__About this task__: All entries, exactly as written, should be output again.

__Page and application data records__:
════════════════════
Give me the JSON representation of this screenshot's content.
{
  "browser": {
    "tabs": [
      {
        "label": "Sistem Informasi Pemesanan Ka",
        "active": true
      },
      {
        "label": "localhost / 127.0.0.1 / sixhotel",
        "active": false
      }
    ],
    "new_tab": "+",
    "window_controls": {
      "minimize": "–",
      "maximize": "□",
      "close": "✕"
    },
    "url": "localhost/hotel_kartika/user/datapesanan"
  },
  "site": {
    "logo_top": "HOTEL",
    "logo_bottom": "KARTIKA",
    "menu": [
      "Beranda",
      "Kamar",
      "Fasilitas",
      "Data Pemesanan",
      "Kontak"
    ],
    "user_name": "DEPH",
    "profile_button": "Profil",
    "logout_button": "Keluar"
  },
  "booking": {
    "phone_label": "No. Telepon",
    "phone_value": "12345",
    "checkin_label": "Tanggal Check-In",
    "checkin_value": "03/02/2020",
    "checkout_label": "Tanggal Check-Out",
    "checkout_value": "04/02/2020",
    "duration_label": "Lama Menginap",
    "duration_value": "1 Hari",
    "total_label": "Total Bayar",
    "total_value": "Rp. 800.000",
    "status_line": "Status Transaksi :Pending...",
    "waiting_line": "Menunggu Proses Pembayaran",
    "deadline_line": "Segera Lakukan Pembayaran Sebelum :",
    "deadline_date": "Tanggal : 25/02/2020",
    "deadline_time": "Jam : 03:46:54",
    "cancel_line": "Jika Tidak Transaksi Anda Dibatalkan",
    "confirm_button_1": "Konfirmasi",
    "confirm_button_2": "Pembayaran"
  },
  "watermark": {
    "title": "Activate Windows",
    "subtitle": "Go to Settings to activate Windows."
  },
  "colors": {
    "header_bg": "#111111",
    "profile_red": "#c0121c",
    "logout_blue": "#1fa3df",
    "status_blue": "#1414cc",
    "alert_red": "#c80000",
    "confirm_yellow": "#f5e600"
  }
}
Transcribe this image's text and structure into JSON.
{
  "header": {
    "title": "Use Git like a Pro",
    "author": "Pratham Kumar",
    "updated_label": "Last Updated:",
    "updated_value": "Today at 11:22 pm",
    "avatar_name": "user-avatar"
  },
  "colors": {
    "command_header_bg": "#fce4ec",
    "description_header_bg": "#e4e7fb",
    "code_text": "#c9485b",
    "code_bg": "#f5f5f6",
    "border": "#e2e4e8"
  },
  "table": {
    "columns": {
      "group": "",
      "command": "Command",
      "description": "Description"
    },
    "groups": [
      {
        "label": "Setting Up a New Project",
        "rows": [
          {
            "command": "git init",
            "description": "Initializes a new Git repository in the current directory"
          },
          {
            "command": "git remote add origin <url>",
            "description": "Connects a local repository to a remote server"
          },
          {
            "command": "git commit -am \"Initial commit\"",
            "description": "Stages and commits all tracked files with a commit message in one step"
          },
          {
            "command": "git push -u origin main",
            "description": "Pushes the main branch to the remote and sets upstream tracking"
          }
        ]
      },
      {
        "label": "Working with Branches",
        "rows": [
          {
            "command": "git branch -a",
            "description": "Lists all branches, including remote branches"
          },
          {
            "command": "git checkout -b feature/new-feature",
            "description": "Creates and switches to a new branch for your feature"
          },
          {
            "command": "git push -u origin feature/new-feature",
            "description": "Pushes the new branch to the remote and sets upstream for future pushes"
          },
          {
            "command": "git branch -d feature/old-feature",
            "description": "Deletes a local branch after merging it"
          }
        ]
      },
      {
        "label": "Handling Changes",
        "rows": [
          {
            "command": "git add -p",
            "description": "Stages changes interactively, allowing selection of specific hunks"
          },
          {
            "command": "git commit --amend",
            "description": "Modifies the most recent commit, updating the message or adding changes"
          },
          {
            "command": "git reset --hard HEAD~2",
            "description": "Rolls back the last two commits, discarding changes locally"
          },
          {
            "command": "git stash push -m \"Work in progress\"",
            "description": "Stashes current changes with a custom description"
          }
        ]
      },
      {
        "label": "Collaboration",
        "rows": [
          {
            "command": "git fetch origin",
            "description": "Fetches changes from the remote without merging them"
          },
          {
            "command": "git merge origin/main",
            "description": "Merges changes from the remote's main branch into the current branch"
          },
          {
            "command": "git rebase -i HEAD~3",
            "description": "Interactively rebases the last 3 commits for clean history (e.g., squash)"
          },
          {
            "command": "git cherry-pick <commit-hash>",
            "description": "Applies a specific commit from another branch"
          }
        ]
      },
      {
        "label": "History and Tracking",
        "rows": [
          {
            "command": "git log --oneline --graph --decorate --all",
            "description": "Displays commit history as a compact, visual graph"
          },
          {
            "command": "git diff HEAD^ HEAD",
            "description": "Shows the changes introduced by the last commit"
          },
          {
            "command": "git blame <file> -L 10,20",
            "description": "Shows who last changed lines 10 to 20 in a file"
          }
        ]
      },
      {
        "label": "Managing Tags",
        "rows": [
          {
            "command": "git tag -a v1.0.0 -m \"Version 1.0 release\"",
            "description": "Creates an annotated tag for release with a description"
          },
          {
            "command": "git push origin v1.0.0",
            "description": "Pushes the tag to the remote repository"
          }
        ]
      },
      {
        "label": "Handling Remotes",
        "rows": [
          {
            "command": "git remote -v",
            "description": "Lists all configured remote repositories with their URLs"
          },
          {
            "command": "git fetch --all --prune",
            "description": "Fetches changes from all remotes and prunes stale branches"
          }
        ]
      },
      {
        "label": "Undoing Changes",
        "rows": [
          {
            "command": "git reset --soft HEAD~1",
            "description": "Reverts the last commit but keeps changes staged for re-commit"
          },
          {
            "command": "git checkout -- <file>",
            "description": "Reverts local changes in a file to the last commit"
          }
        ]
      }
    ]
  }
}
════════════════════
__Response__:
Give me the JSON representation of this screenshot's content.
{
  "browser": {
    "tabs": [
      {
        "label": "Sistem Informasi Pemesanan Ka",
        "active": true
      },
      {
        "label": "localhost / 127.0.0.1 / sixhotel",
        "active": false
      }
    ],
    "new_tab": "+",
    "window_controls": {
      "minimize": "–",
      "maximize": "□",
      "close": "✕"
    },
    "url": "localhost/hotel_kartika/user/datapesanan"
  },
  "site": {
    "logo_top": "HOTEL",
    "logo_bottom": "KARTIKA",
    "menu": [
      "Beranda",
      "Kamar",
      "Fasilitas",
      "Data Pemesanan",
      "Kontak"
    ],
    "user_name": "DEPH",
    "profile_button": "Profil",
    "logout_button": "Keluar"
  },
  "booking": {
    "phone_label": "No. Telepon",
    "phone_value": "12345",
    "checkin_label": "Tanggal Check-In",
    "checkin_value": "03/02/2020",
    "checkout_label": "Tanggal Check-Out",
    "checkout_value": "04/02/2020",
    "duration_label": "Lama Menginap",
    "duration_value": "1 Hari",
    "total_label": "Total Bayar",
    "total_value": "Rp. 800.000",
    "status_line": "Status Transaksi :Pending...",
    "waiting_line": "Menunggu Proses Pembayaran",
    "deadline_line": "Segera Lakukan Pembayaran Sebelum :",
    "deadline_date": "Tanggal : 25/02/2020",
    "deadline_time": "Jam : 03:46:54",
    "cancel_line": "Jika Tidak Transaksi Anda Dibatalkan",
    "confirm_button_1": "Konfirmasi",
    "confirm_button_2": "Pembayaran"
  },
  "watermark": {
    "title": "Activate Windows",
    "subtitle": "Go to Settings to activate Windows."
  },
  "colors": {
    "header_bg": "#111111",
    "profile_red": "#c0121c",
    "logout_blue": "#1fa3df",
    "status_blue": "#1414cc",
    "alert_red": "#c80000",
    "confirm_yellow": "#f5e600"
  }
}
Transcribe this image's text and structure into JSON.
{
  "header": {
    "title": "Use Git like a Pro",
    "author": "Pratham Kumar",
    "updated_label": "Last Updated:",
    "updated_value": "Today at 11:22 pm",
    "avatar_name": "user-avatar"
  },
  "colors": {
    "command_header_bg": "#fce4ec",
    "description_header_bg": "#e4e7fb",
    "code_text": "#c9485b",
    "code_bg": "#f5f5f6",
    "border": "#e2e4e8"
  },
  "table": {
    "columns": {
      "group": "",
      "command": "Command",
      "description": "Description"
    },
    "groups": [
      {
        "label": "Setting Up a New Project",
        "rows": [
          {
            "command": "git init",
            "description": "Initializes a new Git repository in the current directory"
          },
          {
            "command": "git remote add origin <url>",
            "description": "Connects a local repository to a remote server"
          },
          {
            "command": "git commit -am \"Initial commit\"",
            "description": "Stages and commits all tracked files with a commit message in one step"
          },
          {
            "command": "git push -u origin main",
            "description": "Pushes the main branch to the remote and sets upstream tracking"
          }
        ]
      },
      {
        "label": "Working with Branches",
        "rows": [
          {
            "command": "git branch -a",
            "description": "Lists all branches, including remote branches"
          },
          {
            "command": "git checkout -b feature/new-feature",
            "description": "Creates and switches to a new branch for your feature"
          },
          {
            "command": "git push -u origin feature/new-feature",
            "description": "Pushes the new branch to the remote and sets upstream for future pushes"
          },
          {
            "command": "git branch -d feature/old-feature",
            "description": "Deletes a local branch after merging it"
          }
        ]
      },
      {
        "label": "Handling Changes",
        "rows": [
          {
            "command": "git add -p",
            "description": "Stages changes interactively, allowing selection of specific hunks"
          },
          {
            "command": "git commit --amend",
            "description": "Modifies the most recent commit, updating the message or adding changes"
          },
          {
            "command": "git reset --hard HEAD~2",
            "description": "Rolls back the last two commits, discarding changes locally"
          },
          {
            "command": "git stash push -m \"Work in progress\"",
            "description": "Stashes current changes with a custom description"
          }
        ]
      },
      {
        "label": "Collaboration",
        "rows": [
          {
            "command": "git fetch origin",
            "description": "Fetches changes from the remote without merging them"
          },
          {
            "command": "git merge origin/main",
            "description": "Merges changes from the remote's main branch into the current branch"
          },
          {
            "command": "git rebase -i HEAD~3",
            "description": "Interactively rebases the last 3 commits for clean history (e.g., squash)"
          },
          {
            "command": "git cherry-pick <commit-hash>",
            "description": "Applies a specific commit from another branch"
          }
        ]
      },
      {
        "label": "History and Tracking",
        "rows": [
          {
            "command": "git log --oneline --graph --decorate --all",
            "description": "Displays commit history as a compact, visual graph"
          },
          {
            "command": "git diff HEAD^ HEAD",
            "description": "Shows the changes introduced by the last commit"
          },
          {
            "command": "git blame <file> -L 10,20",
            "description": "Shows who last changed lines 10 to 20 in a file"
          }
        ]
      },
      {
        "label": "Managing Tags",
        "rows": [
          {
            "command": "git tag -a v1.0.0 -m \"Version 1.0 release\"",
            "description": "Creates an annotated tag for release with a description"
          },
          {
            "command": "git push origin v1.0.0",
            "description": "Pushes the tag to the remote repository"
          }
        ]
      },
      {
        "label": "Handling Remotes",
        "rows": [
          {
            "command": "git remote -v",
            "description": "Lists all configured remote repositories with their URLs"
          },
          {
            "command": "git fetch --all --prune",
            "description": "Fetches changes from all remotes and prunes stale branches"
          }
        ]
      },
      {
        "label": "Undoing Changes",
        "rows": [
          {
            "command": "git reset --soft HEAD~1",
            "description": "Reverts the last commit but keeps changes staged for re-commit"
          },
          {
            "command": "git checkout -- <file>",
            "description": "Reverts local changes in a file to the last commit"
          }
        ]
      }
    ]
  }
}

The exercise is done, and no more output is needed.